● STORED DATA
----------------------------------------

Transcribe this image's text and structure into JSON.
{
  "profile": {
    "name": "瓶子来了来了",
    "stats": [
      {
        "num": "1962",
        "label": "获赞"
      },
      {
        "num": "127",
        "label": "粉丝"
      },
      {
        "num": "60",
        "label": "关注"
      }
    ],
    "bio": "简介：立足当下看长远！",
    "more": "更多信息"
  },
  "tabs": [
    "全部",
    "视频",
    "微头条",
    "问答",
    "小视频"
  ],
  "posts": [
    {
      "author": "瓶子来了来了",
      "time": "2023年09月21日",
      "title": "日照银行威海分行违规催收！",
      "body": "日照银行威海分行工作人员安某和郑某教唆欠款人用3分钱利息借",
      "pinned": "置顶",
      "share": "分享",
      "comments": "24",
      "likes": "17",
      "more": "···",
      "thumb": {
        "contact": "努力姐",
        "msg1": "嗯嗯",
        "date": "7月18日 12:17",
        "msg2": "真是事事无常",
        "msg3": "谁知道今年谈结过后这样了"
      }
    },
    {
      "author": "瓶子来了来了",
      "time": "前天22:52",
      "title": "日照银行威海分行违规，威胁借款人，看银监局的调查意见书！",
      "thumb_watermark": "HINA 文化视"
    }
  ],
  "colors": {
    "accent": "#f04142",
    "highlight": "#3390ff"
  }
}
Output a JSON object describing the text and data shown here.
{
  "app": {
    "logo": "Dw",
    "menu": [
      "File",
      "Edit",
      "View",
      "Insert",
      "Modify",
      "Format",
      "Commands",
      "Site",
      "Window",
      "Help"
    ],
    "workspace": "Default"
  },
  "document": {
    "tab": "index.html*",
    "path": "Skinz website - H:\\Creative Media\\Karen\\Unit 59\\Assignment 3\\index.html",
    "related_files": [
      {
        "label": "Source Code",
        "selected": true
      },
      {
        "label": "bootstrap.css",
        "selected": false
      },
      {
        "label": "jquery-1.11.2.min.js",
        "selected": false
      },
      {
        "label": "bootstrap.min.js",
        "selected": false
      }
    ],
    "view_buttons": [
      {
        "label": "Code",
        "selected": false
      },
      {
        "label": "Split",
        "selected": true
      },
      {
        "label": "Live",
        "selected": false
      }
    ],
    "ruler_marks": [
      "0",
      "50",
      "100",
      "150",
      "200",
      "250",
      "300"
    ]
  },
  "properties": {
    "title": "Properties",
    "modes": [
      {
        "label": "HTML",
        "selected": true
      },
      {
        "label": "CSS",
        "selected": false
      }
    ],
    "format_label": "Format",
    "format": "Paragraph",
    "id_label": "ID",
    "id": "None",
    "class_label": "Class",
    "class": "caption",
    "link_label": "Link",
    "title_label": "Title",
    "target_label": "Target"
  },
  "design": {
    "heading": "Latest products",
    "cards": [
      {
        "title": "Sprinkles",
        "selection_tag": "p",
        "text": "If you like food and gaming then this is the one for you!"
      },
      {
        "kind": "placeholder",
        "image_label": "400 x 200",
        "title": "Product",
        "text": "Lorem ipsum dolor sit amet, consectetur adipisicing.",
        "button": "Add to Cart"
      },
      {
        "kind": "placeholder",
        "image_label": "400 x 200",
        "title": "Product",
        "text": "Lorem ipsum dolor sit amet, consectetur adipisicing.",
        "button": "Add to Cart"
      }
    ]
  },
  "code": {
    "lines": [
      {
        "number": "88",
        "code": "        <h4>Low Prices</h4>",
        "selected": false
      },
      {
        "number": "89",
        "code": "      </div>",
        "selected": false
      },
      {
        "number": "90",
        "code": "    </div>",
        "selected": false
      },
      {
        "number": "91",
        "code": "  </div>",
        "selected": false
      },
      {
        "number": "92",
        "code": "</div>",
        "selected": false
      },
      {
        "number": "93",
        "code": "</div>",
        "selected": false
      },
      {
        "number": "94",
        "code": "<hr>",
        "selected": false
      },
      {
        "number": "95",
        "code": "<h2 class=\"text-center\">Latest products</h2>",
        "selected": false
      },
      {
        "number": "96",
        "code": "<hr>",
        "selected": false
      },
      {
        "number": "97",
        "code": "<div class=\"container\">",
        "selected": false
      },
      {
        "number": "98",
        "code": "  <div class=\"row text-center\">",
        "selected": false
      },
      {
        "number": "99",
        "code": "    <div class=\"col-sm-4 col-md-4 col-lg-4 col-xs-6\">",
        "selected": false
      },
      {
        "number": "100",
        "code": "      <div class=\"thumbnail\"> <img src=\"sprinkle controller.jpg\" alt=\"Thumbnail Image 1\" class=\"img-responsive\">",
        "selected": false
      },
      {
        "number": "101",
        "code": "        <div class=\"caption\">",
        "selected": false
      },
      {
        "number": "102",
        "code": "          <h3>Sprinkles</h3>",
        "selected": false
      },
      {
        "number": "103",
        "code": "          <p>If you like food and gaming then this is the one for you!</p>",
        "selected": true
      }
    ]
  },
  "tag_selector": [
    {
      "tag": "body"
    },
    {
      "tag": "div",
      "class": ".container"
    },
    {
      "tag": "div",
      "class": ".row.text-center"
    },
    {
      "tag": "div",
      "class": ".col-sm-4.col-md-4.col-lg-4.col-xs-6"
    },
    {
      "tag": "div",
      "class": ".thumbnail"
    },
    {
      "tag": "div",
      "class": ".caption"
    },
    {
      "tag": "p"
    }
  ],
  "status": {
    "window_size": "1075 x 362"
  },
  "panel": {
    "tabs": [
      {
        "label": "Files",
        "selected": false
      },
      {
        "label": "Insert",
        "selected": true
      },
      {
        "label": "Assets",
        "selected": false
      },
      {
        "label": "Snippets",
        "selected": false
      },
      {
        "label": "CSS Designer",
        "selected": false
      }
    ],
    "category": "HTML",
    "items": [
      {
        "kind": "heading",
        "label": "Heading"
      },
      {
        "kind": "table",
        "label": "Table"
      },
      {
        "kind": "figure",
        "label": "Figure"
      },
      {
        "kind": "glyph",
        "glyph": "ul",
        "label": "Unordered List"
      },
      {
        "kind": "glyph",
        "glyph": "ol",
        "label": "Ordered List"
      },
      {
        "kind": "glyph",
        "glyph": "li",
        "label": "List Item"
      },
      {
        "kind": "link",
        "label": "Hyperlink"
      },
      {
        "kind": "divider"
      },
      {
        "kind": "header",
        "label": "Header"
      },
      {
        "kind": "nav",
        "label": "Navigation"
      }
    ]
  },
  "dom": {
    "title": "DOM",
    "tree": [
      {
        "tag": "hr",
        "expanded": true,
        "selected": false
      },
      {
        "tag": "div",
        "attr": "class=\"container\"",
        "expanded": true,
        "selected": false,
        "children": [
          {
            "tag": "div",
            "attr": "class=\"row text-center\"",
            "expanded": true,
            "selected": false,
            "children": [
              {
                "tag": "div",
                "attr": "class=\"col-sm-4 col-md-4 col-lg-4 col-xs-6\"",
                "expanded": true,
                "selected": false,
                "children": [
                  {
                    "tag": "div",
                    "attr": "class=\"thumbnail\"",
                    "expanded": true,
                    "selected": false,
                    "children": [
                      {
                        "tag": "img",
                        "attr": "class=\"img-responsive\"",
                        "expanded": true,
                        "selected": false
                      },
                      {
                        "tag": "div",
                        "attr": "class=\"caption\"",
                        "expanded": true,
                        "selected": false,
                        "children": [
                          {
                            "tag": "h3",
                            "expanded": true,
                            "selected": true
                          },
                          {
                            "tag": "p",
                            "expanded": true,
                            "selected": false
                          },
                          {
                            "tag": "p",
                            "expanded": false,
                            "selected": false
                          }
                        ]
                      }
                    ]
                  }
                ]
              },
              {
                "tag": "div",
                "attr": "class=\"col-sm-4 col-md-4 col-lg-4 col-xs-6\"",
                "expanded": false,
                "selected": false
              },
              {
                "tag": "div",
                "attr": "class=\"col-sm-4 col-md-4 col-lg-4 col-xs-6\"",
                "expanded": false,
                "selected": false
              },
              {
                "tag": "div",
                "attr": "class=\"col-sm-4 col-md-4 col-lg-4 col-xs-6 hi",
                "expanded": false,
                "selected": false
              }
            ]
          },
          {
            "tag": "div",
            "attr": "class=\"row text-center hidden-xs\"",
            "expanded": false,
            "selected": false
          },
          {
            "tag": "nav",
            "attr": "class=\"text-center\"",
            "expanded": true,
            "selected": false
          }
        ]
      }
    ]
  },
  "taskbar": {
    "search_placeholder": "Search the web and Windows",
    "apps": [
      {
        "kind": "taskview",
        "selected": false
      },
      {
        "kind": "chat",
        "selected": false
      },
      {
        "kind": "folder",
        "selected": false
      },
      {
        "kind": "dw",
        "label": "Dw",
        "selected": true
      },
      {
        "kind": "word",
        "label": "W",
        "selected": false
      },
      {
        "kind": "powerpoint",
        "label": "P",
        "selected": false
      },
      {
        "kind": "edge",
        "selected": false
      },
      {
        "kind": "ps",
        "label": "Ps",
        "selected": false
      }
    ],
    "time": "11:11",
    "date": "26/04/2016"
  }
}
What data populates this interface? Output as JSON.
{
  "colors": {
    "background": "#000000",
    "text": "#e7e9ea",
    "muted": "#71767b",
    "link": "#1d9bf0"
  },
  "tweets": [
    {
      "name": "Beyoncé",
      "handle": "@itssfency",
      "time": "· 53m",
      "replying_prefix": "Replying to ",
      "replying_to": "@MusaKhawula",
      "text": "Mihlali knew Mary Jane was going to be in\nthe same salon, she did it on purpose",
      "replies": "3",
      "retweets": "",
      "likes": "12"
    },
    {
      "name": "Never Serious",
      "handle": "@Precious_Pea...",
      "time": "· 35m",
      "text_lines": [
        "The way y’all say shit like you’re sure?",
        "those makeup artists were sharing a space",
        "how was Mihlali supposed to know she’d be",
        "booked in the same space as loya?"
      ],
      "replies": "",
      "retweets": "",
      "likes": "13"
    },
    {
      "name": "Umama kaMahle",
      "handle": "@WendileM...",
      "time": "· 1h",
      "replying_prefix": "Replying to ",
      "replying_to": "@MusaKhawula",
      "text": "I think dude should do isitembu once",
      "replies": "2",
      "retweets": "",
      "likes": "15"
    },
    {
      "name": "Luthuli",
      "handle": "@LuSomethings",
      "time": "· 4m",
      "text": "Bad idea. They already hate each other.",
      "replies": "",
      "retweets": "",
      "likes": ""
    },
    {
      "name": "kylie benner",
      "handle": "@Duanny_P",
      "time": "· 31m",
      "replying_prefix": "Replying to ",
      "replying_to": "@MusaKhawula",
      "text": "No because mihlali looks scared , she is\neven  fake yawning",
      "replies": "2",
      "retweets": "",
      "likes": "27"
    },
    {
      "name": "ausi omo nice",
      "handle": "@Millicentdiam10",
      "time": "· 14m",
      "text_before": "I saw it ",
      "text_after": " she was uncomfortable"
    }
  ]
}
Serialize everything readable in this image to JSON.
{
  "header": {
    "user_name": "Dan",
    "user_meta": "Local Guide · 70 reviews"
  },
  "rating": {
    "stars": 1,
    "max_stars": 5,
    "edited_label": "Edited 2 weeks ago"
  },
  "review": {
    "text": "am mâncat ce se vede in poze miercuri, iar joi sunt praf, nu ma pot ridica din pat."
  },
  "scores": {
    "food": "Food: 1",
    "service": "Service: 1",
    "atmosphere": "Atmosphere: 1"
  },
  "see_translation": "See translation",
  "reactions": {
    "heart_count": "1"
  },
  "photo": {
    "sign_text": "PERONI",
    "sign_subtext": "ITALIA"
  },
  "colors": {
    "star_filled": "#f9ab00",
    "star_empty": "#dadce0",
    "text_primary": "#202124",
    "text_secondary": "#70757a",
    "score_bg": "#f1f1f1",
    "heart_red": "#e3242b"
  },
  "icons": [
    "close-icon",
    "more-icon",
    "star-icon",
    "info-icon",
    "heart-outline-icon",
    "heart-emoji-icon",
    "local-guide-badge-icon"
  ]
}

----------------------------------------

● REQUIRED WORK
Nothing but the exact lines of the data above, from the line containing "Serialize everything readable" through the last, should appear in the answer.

● EXERCISE OUTPUT
Serialize everything readable in this image to JSON.
{
  "header": {
    "user_name": "Dan",
    "user_meta": "Local Guide · 70 reviews"
  },
  "rating": {
    "stars": 1,
    "max_stars": 5,
    "edited_label": "Edited 2 weeks ago"
  },
  "review": {
    "text": "am mâncat ce se vede in poze miercuri, iar joi sunt praf, nu ma pot ridica din pat."
  },
  "scores": {
    "food": "Food: 1",
    "service": "Service: 1",
    "atmosphere": "Atmosphere: 1"
  },
  "see_translation": "See translation",
  "reactions": {
    "heart_count": "1"
  },
  "photo": {
    "sign_text": "PERONI",
    "sign_subtext": "ITALIA"
  },
  "colors": {
    "star_filled": "#f9ab00",
    "star_empty": "#dadce0",
    "text_primary": "#202124",
    "text_secondary": "#70757a",
    "score_bg": "#f1f1f1",
    "heart_red": "#e3242b"
  },
  "icons": [
    "close-icon",
    "more-icon",
    "star-icon",
    "info-icon",
    "heart-outline-icon",
    "heart-emoji-icon",
    "local-guide-badge-icon"
  ]
}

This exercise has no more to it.